Mivart was at the meeting in the evening; & while the ‘swell’ of my indignation was still on—he came & bothered me about the MS of my Linnean paper—11 I told him I had settled all that with the President,12 in the dryest of tones, & turned my back on him, to talk with someone else   Next morning I reflected that this sort of thing could not go on—and as his ghostly father, Roberts, is attending my lectures I called him aside after my lecture & asked him to give me a few minutes conversation13

I told him what had happened and asked him to let Mivart know my opinion about the article. I told him that I had neither right nor wish to ask if M. was the writer of the article—still less to influence the expression of his opinion—but that I had a right to regulate my own social relations—. That G. D. was a friend for whom I had every respect & that I desired Mivart to know, that I objected to have anything to do, with the writer of an article, which had so unjustifiably attacked a friend of mine—.

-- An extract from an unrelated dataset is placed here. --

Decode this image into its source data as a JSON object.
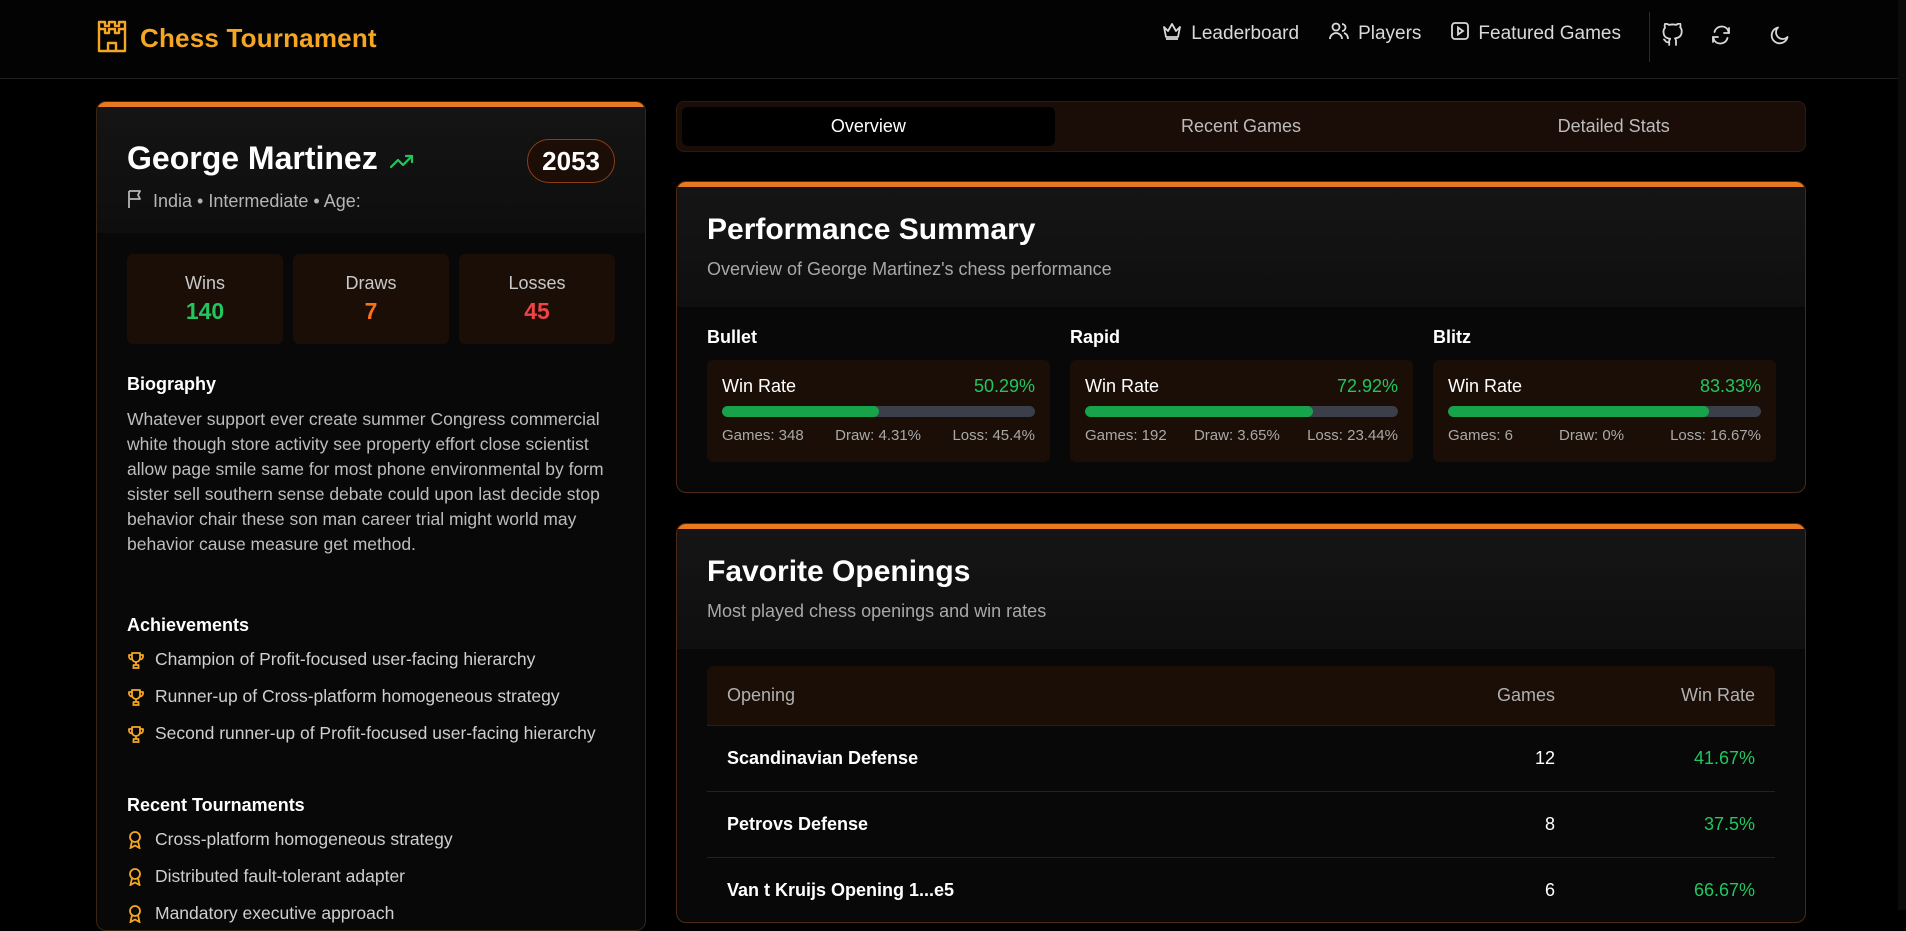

Father Roberts is a gentleman & quite appreciated my views & undertook my commission

He did not tell me in so many words that Mivart wrote the article—but his manner left no doubt of the fact in my mind.

I will let you know what turns up if anything does

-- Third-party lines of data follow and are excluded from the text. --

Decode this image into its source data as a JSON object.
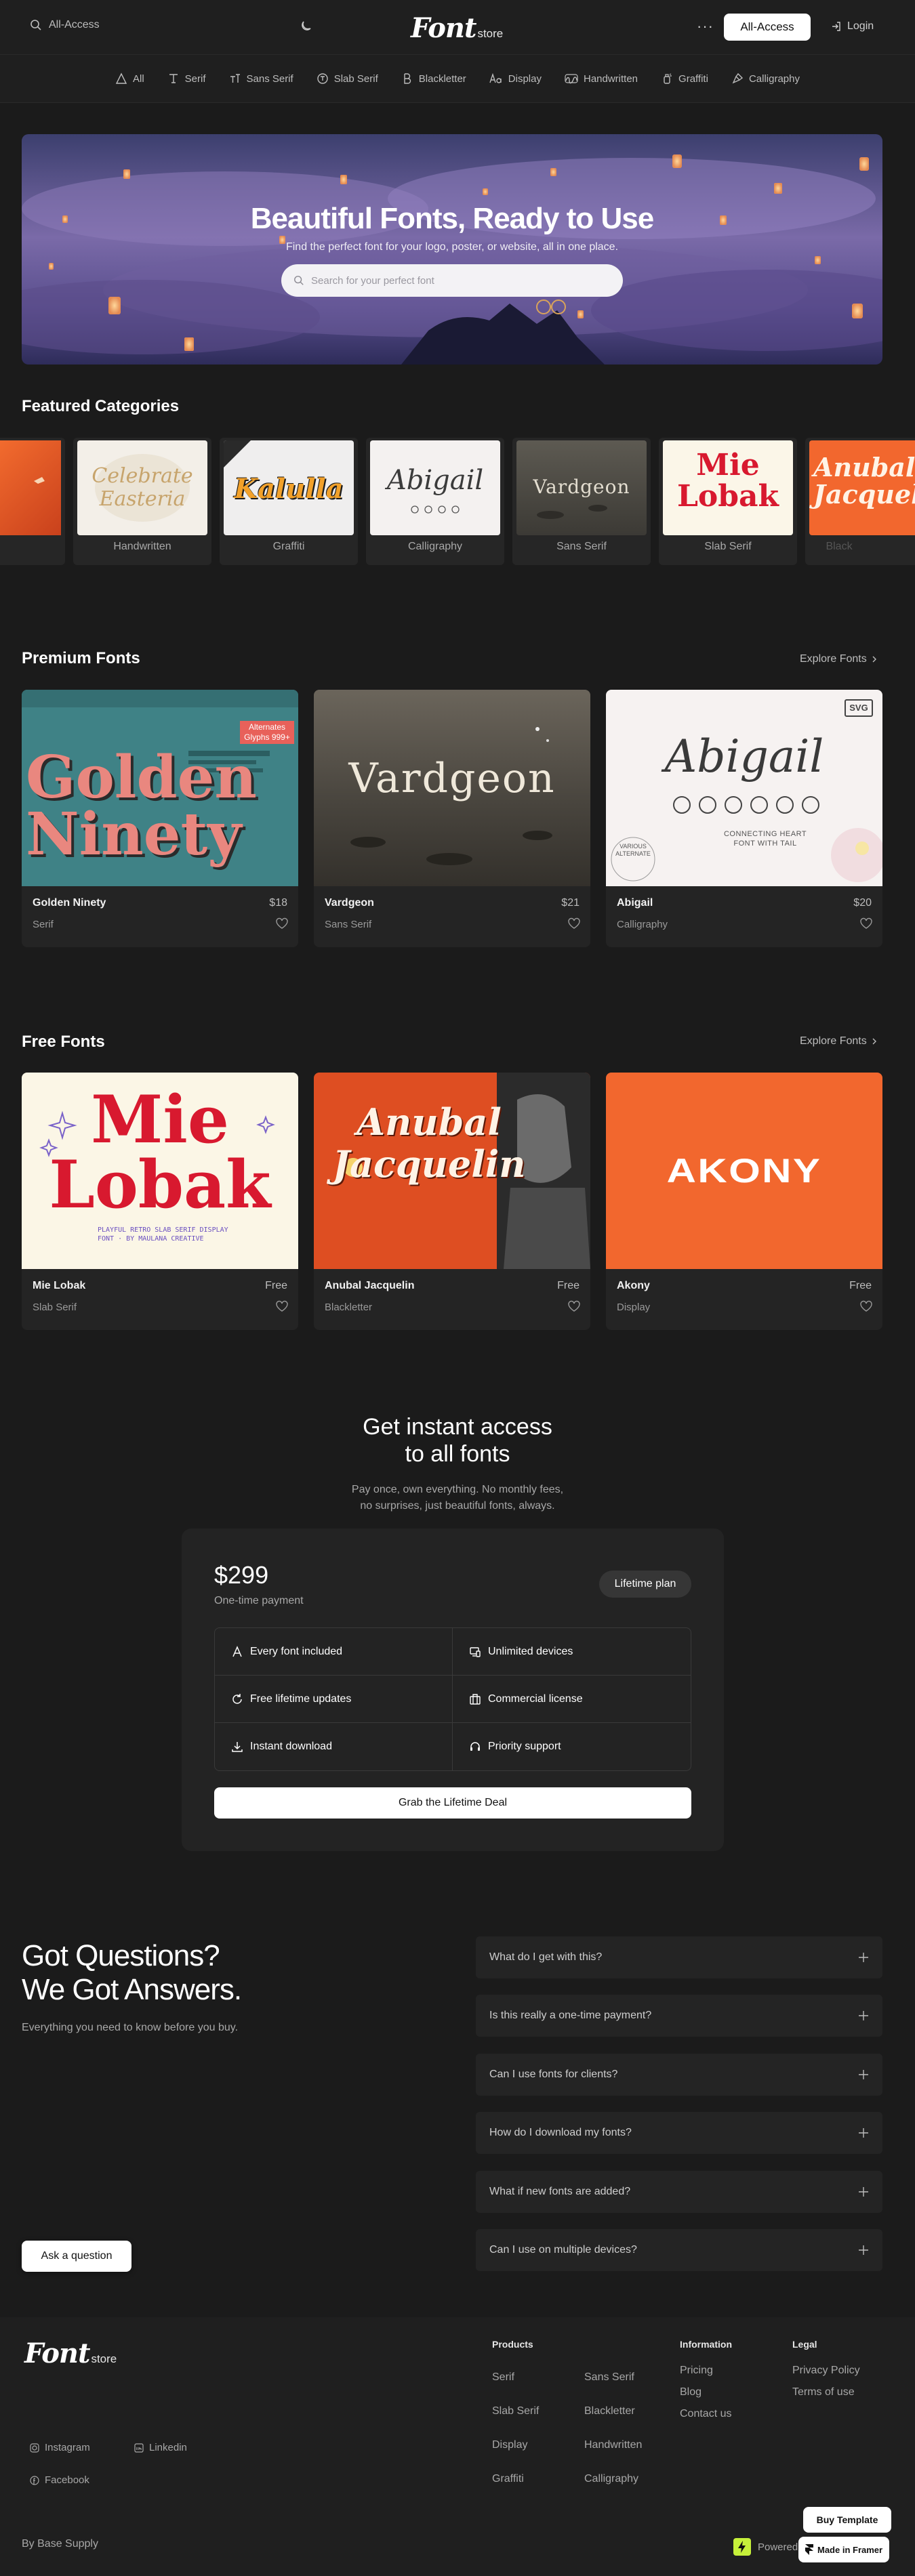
{
  "header": {
    "search_label": "All-Access",
    "logo_main": "Font",
    "logo_sub": "store",
    "menu_dots": "···",
    "all_access_button": "All-Access",
    "login": "Login"
  },
  "nav_categories": [
    {
      "label": "All",
      "icon": "triangle-icon"
    },
    {
      "label": "Serif",
      "icon": "serif-t-icon"
    },
    {
      "label": "Sans Serif",
      "icon": "sans-t-icon"
    },
    {
      "label": "Slab Serif",
      "icon": "slab-icon"
    },
    {
      "label": "Blackletter",
      "icon": "blackletter-b-icon"
    },
    {
      "label": "Display",
      "icon": "display-aa-icon"
    },
    {
      "label": "Handwritten",
      "icon": "handwritten-icon"
    },
    {
      "label": "Graffiti",
      "icon": "graffiti-icon"
    },
    {
      "label": "Calligraphy",
      "icon": "calligraphy-pen-icon"
    }
  ],
  "hero": {
    "title": "Beautiful Fonts, Ready to Use",
    "subtitle": "Find the perfect font for your logo, poster, or website, all in one place.",
    "search_placeholder": "Search for your perfect font"
  },
  "featured": {
    "title": "Featured Categories",
    "items": [
      {
        "label": "Handwritten",
        "art": "Celebrate Easteria"
      },
      {
        "label": "Graffiti",
        "art": "Kalulla"
      },
      {
        "label": "Calligraphy",
        "art": "Abigail"
      },
      {
        "label": "Sans Serif",
        "art": "Vardgeon"
      },
      {
        "label": "Slab Serif",
        "art": "Mie Lobak"
      },
      {
        "label": "Black",
        "art": "Anubal Jacquelin"
      }
    ]
  },
  "premium": {
    "title": "Premium Fonts",
    "explore": "Explore Fonts",
    "items": [
      {
        "name": "Golden Ninety",
        "price": "$18",
        "category": "Serif",
        "art": "Golden Ninety",
        "badge": "Alternates Glyphs 999+"
      },
      {
        "name": "Vardgeon",
        "price": "$21",
        "category": "Sans Serif",
        "art": "Vardgeon"
      },
      {
        "name": "Abigail",
        "price": "$20",
        "category": "Calligraphy",
        "art": "Abigail",
        "art_sub": "CONNECTING HEART FONT WITH TAIL",
        "badge": "VARIOUS ALTERNATE",
        "svg_badge": "SVG"
      }
    ]
  },
  "free": {
    "title": "Free Fonts",
    "explore": "Explore Fonts",
    "items": [
      {
        "name": "Mie Lobak",
        "price": "Free",
        "category": "Slab Serif",
        "art": "Mie Lobak",
        "art_sub": "PLAYFUL RETRO SLAB SERIF DISPLAY FONT · BY MAULANA CREATIVE"
      },
      {
        "name": "Anubal Jacquelin",
        "price": "Free",
        "category": "Blackletter",
        "art": "Anubal Jacquelin"
      },
      {
        "name": "Akony",
        "price": "Free",
        "category": "Display",
        "art": "AKONY"
      }
    ]
  },
  "pricing": {
    "title_line1": "Get instant access",
    "title_line2": "to all fonts",
    "sub_line1": "Pay once, own everything. No monthly fees,",
    "sub_line2": "no surprises, just beautiful fonts, always.",
    "price": "$299",
    "payment_note": "One-time payment",
    "plan_badge": "Lifetime plan",
    "features": [
      {
        "label": "Every font included",
        "icon": "font-a-icon"
      },
      {
        "label": "Unlimited devices",
        "icon": "devices-icon"
      },
      {
        "label": "Free lifetime updates",
        "icon": "refresh-icon"
      },
      {
        "label": "Commercial license",
        "icon": "briefcase-icon"
      },
      {
        "label": "Instant download",
        "icon": "download-icon"
      },
      {
        "label": "Priority support",
        "icon": "headset-icon"
      }
    ],
    "cta": "Grab the Lifetime Deal"
  },
  "faq": {
    "title_line1": "Got Questions?",
    "title_line2": "We Got Answers.",
    "subtitle": "Everything you need to know before you buy.",
    "ask_button": "Ask a question",
    "items": [
      "What do I get with this?",
      "Is this really a one-time payment?",
      "Can I use fonts for clients?",
      "How do I download my fonts?",
      "What if new fonts are added?",
      "Can I use on multiple devices?"
    ]
  },
  "footer": {
    "logo_main": "Font",
    "logo_sub": "store",
    "products_title": "Products",
    "products": [
      "Serif",
      "Sans Serif",
      "Slab Serif",
      "Blackletter",
      "Display",
      "Handwritten",
      "Graffiti",
      "Calligraphy"
    ],
    "information_title": "Information",
    "information": [
      "Pricing",
      "Blog",
      "Contact us"
    ],
    "legal_title": "Legal",
    "legal": [
      "Privacy Policy",
      "Terms of use"
    ],
    "social": [
      {
        "label": "Instagram",
        "icon": "instagram-icon"
      },
      {
        "label": "Linkedin",
        "icon": "linkedin-icon"
      },
      {
        "label": "Facebook",
        "icon": "facebook-icon"
      }
    ],
    "byline": "By Base Supply",
    "powered": "Powered",
    "buy_template": "Buy Template",
    "made_in_framer": "Made in Framer"
  },
  "colors": {
    "background": "#1b1b1b",
    "surface": "#242424",
    "accent_red": "#d8192f",
    "akony_orange": "#f2672e",
    "teal": "#3a7b7f"
  }
}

In the meanwhile, I think Darwin had better let the matter rest. It is not worth his while to write to Mivart— The explosion will go down to the account of my short temper and all desirable practical results will be obtained.

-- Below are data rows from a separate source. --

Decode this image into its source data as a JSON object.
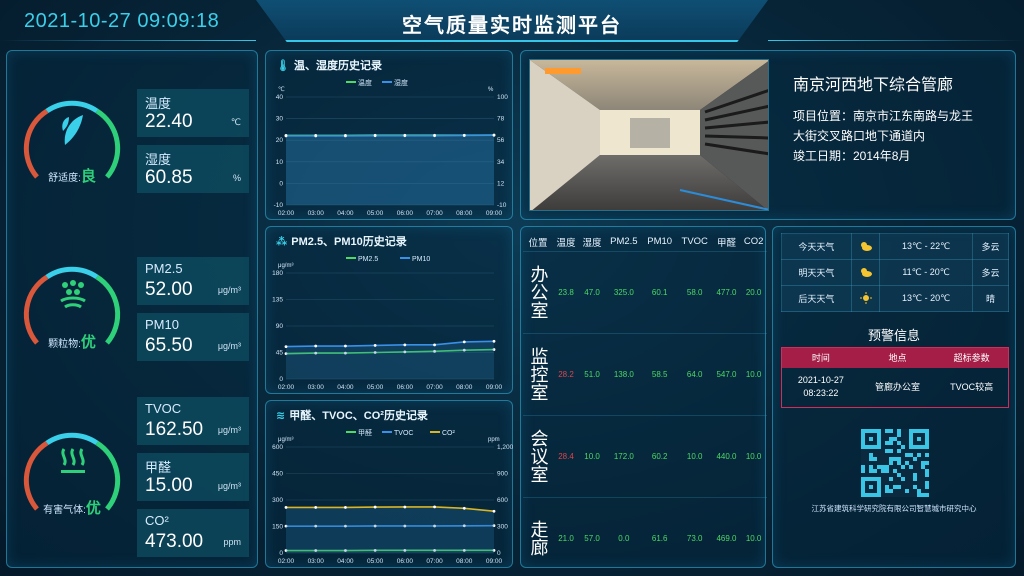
{
  "header": {
    "datetime": "2021-10-27 09:09:18",
    "title": "空气质量实时监测平台"
  },
  "left": {
    "groups": [
      {
        "label": "舒适度:",
        "status": "良",
        "icon": "leaf-icon",
        "metrics": [
          {
            "name": "温度",
            "value": "22.40",
            "unit": "℃"
          },
          {
            "name": "湿度",
            "value": "60.85",
            "unit": "%"
          }
        ]
      },
      {
        "label": "颗粒物:",
        "status": "优",
        "icon": "particles-icon",
        "metrics": [
          {
            "name": "PM2.5",
            "value": "52.00",
            "unit": "μg/m³"
          },
          {
            "name": "PM10",
            "value": "65.50",
            "unit": "μg/m³"
          }
        ]
      },
      {
        "label": "有害气体:",
        "status": "优",
        "icon": "gas-wave-icon",
        "metrics": [
          {
            "name": "TVOC",
            "value": "162.50",
            "unit": "μg/m³"
          },
          {
            "name": "甲醛",
            "value": "15.00",
            "unit": "μg/m³"
          },
          {
            "name": "CO²",
            "value": "473.00",
            "unit": "ppm"
          }
        ]
      }
    ],
    "colors": {
      "good": "#2fd07a",
      "accent": "#3ad0ea",
      "warn": "#d9573a"
    }
  },
  "chart_data": [
    {
      "type": "line",
      "title": "温、湿度历史记录",
      "x": [
        "02:00",
        "03:00",
        "04:00",
        "05:00",
        "06:00",
        "07:00",
        "08:00",
        "09:00"
      ],
      "left_unit": "℃",
      "right_unit": "%",
      "left_ticks": [
        "40",
        "30",
        "20",
        "10",
        "0",
        "-10"
      ],
      "right_ticks": [
        "100",
        "78",
        "56",
        "34",
        "12",
        "-10"
      ],
      "ylim": [
        -10,
        40
      ],
      "y2lim": [
        -10,
        100
      ],
      "series": [
        {
          "name": "温度",
          "color": "#4cd964",
          "axis": "left",
          "values": [
            22.2,
            22.2,
            22.2,
            22.3,
            22.3,
            22.3,
            22.3,
            22.4
          ]
        },
        {
          "name": "湿度",
          "color": "#3a8fe8",
          "axis": "left",
          "values": [
            22.0,
            22.0,
            22.0,
            22.1,
            22.1,
            22.1,
            22.2,
            22.3
          ]
        }
      ]
    },
    {
      "type": "line",
      "title": "PM2.5、PM10历史记录",
      "x": [
        "02:00",
        "03:00",
        "04:00",
        "05:00",
        "06:00",
        "07:00",
        "08:00",
        "09:00"
      ],
      "left_unit": "μg/m³",
      "left_ticks": [
        "180",
        "135",
        "90",
        "45",
        "0"
      ],
      "ylim": [
        0,
        180
      ],
      "series": [
        {
          "name": "PM2.5",
          "color": "#4cd964",
          "axis": "left",
          "values": [
            43,
            44,
            44,
            45,
            46,
            47,
            49,
            50
          ]
        },
        {
          "name": "PM10",
          "color": "#3a8fe8",
          "axis": "left",
          "values": [
            55,
            56,
            56,
            57,
            58,
            58,
            63,
            64
          ]
        }
      ]
    },
    {
      "type": "line",
      "title": "甲醛、TVOC、CO²历史记录",
      "x": [
        "02:00",
        "03:00",
        "04:00",
        "05:00",
        "06:00",
        "07:00",
        "08:00",
        "09:00"
      ],
      "left_unit": "μg/m³",
      "right_unit": "ppm",
      "left_ticks": [
        "600",
        "450",
        "300",
        "150",
        "0"
      ],
      "right_ticks": [
        "1,200",
        "900",
        "600",
        "300",
        "0"
      ],
      "ylim": [
        0,
        600
      ],
      "y2lim": [
        0,
        1200
      ],
      "series": [
        {
          "name": "甲醛",
          "color": "#4cd964",
          "axis": "left",
          "values": [
            14,
            14,
            14,
            15,
            15,
            15,
            15,
            15
          ]
        },
        {
          "name": "TVOC",
          "color": "#3a8fe8",
          "axis": "left",
          "values": [
            152,
            152,
            152,
            153,
            153,
            153,
            154,
            155
          ]
        },
        {
          "name": "CO²",
          "color": "#d9b426",
          "axis": "right",
          "values": [
            516,
            516,
            516,
            520,
            521,
            522,
            506,
            473
          ]
        }
      ]
    }
  ],
  "site": {
    "name": "南京河西地下综合管廊",
    "location_line1": "项目位置：南京市江东南路与龙王",
    "location_line2": "大街交叉路口地下通道内",
    "completion": "竣工日期：2014年8月"
  },
  "position_table": {
    "headers": [
      "位置",
      "温度",
      "湿度",
      "PM2.5",
      "PM10",
      "TVOC",
      "甲醛",
      "CO2"
    ],
    "rows": [
      {
        "loc": "办公室",
        "cells": [
          "23.8",
          "47.0",
          "325.0",
          "60.1",
          "58.0",
          "477.0",
          "20.0"
        ],
        "alert": false
      },
      {
        "loc": "监控室",
        "cells": [
          "28.2",
          "51.0",
          "138.0",
          "58.5",
          "64.0",
          "547.0",
          "10.0"
        ],
        "alert": true
      },
      {
        "loc": "会议室",
        "cells": [
          "28.4",
          "10.0",
          "172.0",
          "60.2",
          "10.0",
          "440.0",
          "10.0"
        ],
        "alert": true
      },
      {
        "loc": "走廊",
        "cells": [
          "21.0",
          "57.0",
          "0.0",
          "61.6",
          "73.0",
          "469.0",
          "10.0"
        ],
        "alert": false
      }
    ]
  },
  "weather": [
    {
      "day": "今天天气",
      "icon": "partly-cloudy-icon",
      "temp": "13℃ - 22℃",
      "desc": "多云"
    },
    {
      "day": "明天天气",
      "icon": "partly-cloudy-icon",
      "temp": "11℃ - 20℃",
      "desc": "多云"
    },
    {
      "day": "后天天气",
      "icon": "sun-icon",
      "temp": "13℃ - 20℃",
      "desc": "晴"
    }
  ],
  "warning": {
    "title": "预警信息",
    "headers": [
      "时间",
      "地点",
      "超标参数"
    ],
    "row": {
      "time1": "2021-10-27",
      "time2": "08:23:22",
      "place": "管廊办公室",
      "param": "TVOC较高"
    }
  },
  "org": "江苏省建筑科学研究院有限公司智慧城市研究中心"
}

The slavery humbug has had one dressing at my hands & he knows better than to provoke another & worse.

Ever | yours | THH


CD had recently told Thomas Henry Huxley of St George Jackson Mivart’s attack on an article by George Howard Darwin (‘On beneficial restrictions to liberty of marriage’; G. H. Darwin 1873a) in an anonymous essay review in the Quarterly Review of works by John Lubbock and Edward Burnett Tylor ([Mivart] 1874, p. 70). See letter to G. H. Darwin, [6 December 1874].
Huxley sent a verbal message to Mivart via William Walter Roberts; for Mivart’s reply to Huxley, see Appendix V.
For a draft of a letter to Mivart that CD discussed with Hooker, see the enclosure to the letter to J. D. Hooker, 14 December 1874. The letter was never sent.
Hooker refers to G. H. Darwin’s article on marriage (G. H. Darwin 1873a). George Bentham had qualified as a barrister (ODNB).
G. H. Darwin’s response to Mivart’s criticisms appeared in the October issue of Quarterly Review (137 (1874): 587–8), followed by an anonymous rejoinder by Mivart. See also Appendix V.
CD had been seeking specimens of Drosophyllum lusitanicum (Portuguese sundew or dewy pine) for his work on Insectivorous plants (see letter to David Moore, 12 July 1874). Hooker refers to the Royal Botanic Garden, Edinburgh.
CD was supporting Hooker’s efforts to have an assistant appointed to help him in his work at the Royal Botanic Gardens, Kew (see letter to J. D. Hooker, 2 December [1874]). Lord Hy: Henry Gordon-Lennox, the first commissioner of public works (see letter from J. D. Hooker, 8 December 1874).
See letter from T. H. Huxley, 8 December 1874. Huxley’s paper (T. H. Huxley 1874b) was read at the Royal Society of London on 17 December 1874.
William Smith was the editor of the Quarterly Review.
T. H. Huxley 1874c. Mivart was secretary of the Linnean Society (ODNB).
Roberts was a Catholic priest and a close friend of Mivart.


Insectivorous plants. By Charles Darwin. London: John Murray. 1875.

[Mivart, St George Jackson.] 1874b. Primitive man: Tylor and Lubbock. [Essay review of the works of John Lubbock and Edward Burnett Tylor.] Quarterly Review 137 (1874): 40–77.

ODNB: Oxford dictionary of national biography: from the earliest times to the year 2000. (Revised edition.) Edited by H. C. G. Matthew and Brian Harrison. 60 vols. and index. Oxford: Oxford University Press. 2004.


His view of Huxley’s cutting Mivart without explanation. States his own intentions. Mivart’s apology in October Quarterly Review is abominable.

Has heard of a Drosophyllum in Edinburgh. Is it too late?

Letter details

Letter no.
Joseph Dalton Hooker
Charles Robert Darwin
Sent from
Source of text
DAR 103: 236–8; Imperial College of Science, Technology and Medicine Archives (Dawson 2.214)
Physical description
AL inc

Please cite as

Darwin Correspondence Project, “Letter no. 9768,” accessed on 7 June 2023,

Also published in The Correspondence of Charles Darwin, vol. 22